On the first day of Christmas, my trainer gave to meeeeee…
a set of 10 sumo burpees. 😉
Hi friends! How’s the morning treating you? It’s been chilly and blustery over here. Definitely feels like winter. 🙂 It was a pretty low-key evening last night, with a super simple dinner: chicken, sweet potatoes, sautéed carrots and zucchini + wine. (The carrots were from Liv; she threw them in the cart at People’s and was like “I would like some carrots.” Not going to argue with that one.) I also got in some easy cardio and strength from PBB.
’Tis the season for emphasizing quick, functional workouts with the busy holiday festivities. It can be a little trickier to get in workouts from the end of November until January. While gym time can be more limited, it’s just as awesome to get in a quick workout when you can.
This time of year, we’re also flooded with (lame) articles about how many miles you need to jog to “run off that eggnog.” How many squats you need to do to “work off that turkey and stuffing.” And this is me:
A friendly reminder that you don’t need to “exercise away” any of the holiday treats, and it doesn’t really work like that anyway. It’s not like you get on the treadmill and a sleeve of Oreos magically disappears. I like a grand scheme of things approach: sticking to a routine over the long haul so seasons of treats + boozy delights here and there just make life more fun. Enjoy the season, friends. 🙂
Here’s a quick workout you can do anywhere. All you need is a set of dumbbells! Run through the circuit at least once, and if you’re feeling feisty, you can complete it up to 3 times. As always, check with a doc before making any fitness changes. Honor your body and modify as needed.
Form cues and tips:
Squat presses: keep your feet under your hips and weight in your heels. As you press the weights up overhead, keep your core firm and shoulders down.
Diamond pushups: come into a down dog position and make a diamond shape with your hands. Bend your elbows out the side, exhale and press to straighten. Avoid completely locking out the elbows.
Walking lunges: make sure that you’re set before you sink down into your lunge. Aim for 90 degrees with your front and back legs, with a tight core and straight spine.
Hip extensions: really think about using your glutes to lift your leg. It doesn’t matter how high you lift; keep both hip bones in one line. (For this one, it’s 9 on each side.)
Fly and rows: make sure to lift up through your core and keep a nice, straight spine without rounding or arching the back. For your flyes, stop with the weights in line with your shoulders.
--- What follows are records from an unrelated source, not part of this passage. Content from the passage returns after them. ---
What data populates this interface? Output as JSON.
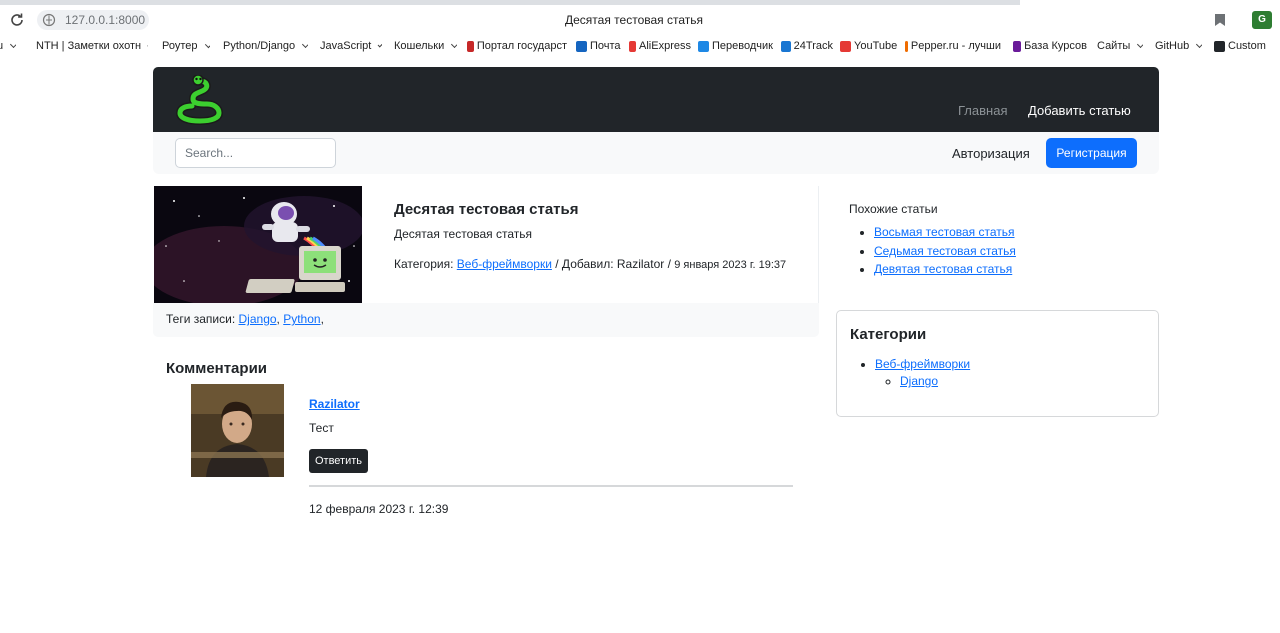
{
  "browser": {
    "url": "127.0.0.1:8000",
    "tab_title": "Десятая тестовая статья",
    "ext_label": "G",
    "bookmarks": [
      {
        "label": "u",
        "dropdown": true,
        "icon": "",
        "color": ""
      },
      {
        "label": "NTH | Заметки охотн",
        "dropdown": true,
        "icon": "",
        "color": ""
      },
      {
        "label": "Роутер",
        "dropdown": true,
        "icon": "",
        "color": ""
      },
      {
        "label": "Python/Django",
        "dropdown": true,
        "icon": "",
        "color": ""
      },
      {
        "label": "JavaScript",
        "dropdown": true,
        "icon": "",
        "color": ""
      },
      {
        "label": "Кошельки",
        "dropdown": true,
        "icon": "",
        "color": ""
      },
      {
        "label": "Портал государст",
        "dropdown": false,
        "icon": "flag-icon",
        "color": "#c62828"
      },
      {
        "label": "Почта",
        "dropdown": false,
        "icon": "mail-icon",
        "color": "#1565c0"
      },
      {
        "label": "AliExpress",
        "dropdown": false,
        "icon": "aliexpress-icon",
        "color": "#e53935"
      },
      {
        "label": "Переводчик",
        "dropdown": false,
        "icon": "translate-icon",
        "color": "#1e88e5"
      },
      {
        "label": "24Track",
        "dropdown": false,
        "icon": "track-icon",
        "color": "#1976d2"
      },
      {
        "label": "YouTube",
        "dropdown": false,
        "icon": "youtube-icon",
        "color": "#e53935"
      },
      {
        "label": "Pepper.ru - лучши",
        "dropdown": false,
        "icon": "flame-icon",
        "color": "#ef6c00"
      },
      {
        "label": "База Курсов",
        "dropdown": false,
        "icon": "courses-icon",
        "color": "#6a1b9a"
      },
      {
        "label": "Сайты",
        "dropdown": true,
        "icon": "",
        "color": ""
      },
      {
        "label": "GitHub",
        "dropdown": true,
        "icon": "",
        "color": ""
      },
      {
        "label": "Custom",
        "dropdown": false,
        "icon": "custom-icon",
        "color": "#212529"
      }
    ]
  },
  "header": {
    "nav_home": "Главная",
    "nav_add": "Добавить статью"
  },
  "subnav": {
    "search_placeholder": "Search...",
    "login": "Авторизация",
    "register": "Регистрация"
  },
  "article": {
    "title": "Десятая тестовая статья",
    "description": "Десятая тестовая статья",
    "category_label": "Категория:",
    "category": "Веб-фреймворки",
    "added_label": "/ Добавил: Razilator /",
    "date": "9 января 2023 г. 19:37",
    "tags_label": "Теги записи:",
    "tags": [
      "Django",
      "Python"
    ]
  },
  "comments": {
    "title": "Комментарии",
    "items": [
      {
        "author": "Razilator",
        "text": "Тест",
        "reply": "Ответить",
        "date": "12 февраля 2023 г. 12:39"
      }
    ]
  },
  "similar": {
    "title": "Похожие статьи",
    "items": [
      "Восьмая тестовая статья",
      "Седьмая тестовая статья",
      "Девятая тестовая статья"
    ]
  },
  "categories": {
    "title": "Категории",
    "items": [
      {
        "name": "Веб-фреймворки",
        "children": [
          "Django"
        ]
      }
    ]
  },
  "colors": {
    "accent": "#0d6efd",
    "header_bg": "#212529",
    "subnav_bg": "#f8f9fa"
  }
}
For your rows, really think about squeezing and engaging between the shoulder blades.
Bicep pulses: tiny 2-inch movements at the hardest part of the exercise, when elbows are 90 degrees.
Shoulder raises: stop with the dumbbells at shoulder height, and lower down slowly with control.
Planks in 3s: hold a plank for 3 seconds, lower onto your knees and repeat 5 times. This prevents supporting muscles from kicking in. This way, it’s purely ab power.
Serve the platter: start in a plank or modified plank. Stabilize yourself and reach one hand forward. Alternate to the other side. For an extra challenge, lift the opposite leg, too. (4 on each side.)
Plank and rotate: rotate to a side plank or modified plank and back to center. Take your time and concentrate on lifting the bottom oblique as you twist. (3 on each side.)
Triceps pushups: start on your knees or toes. As you lower down, squeeze your elbows in and keep them close to your torso. Stop with elbows in line with your torso, and exhale to squeeze and rise.
Sumo burpees: come into a sumo squat and reach down to plank your hands into the floor. Walk or jump back into a plank position. Walk or jump your feet back to your hands and spring up, reaching towards the ceiling. Land with a soft knee.
Let me know if you give it a try! What’s your go-to workout when your schedule is extra busy?
Photos by Henry Young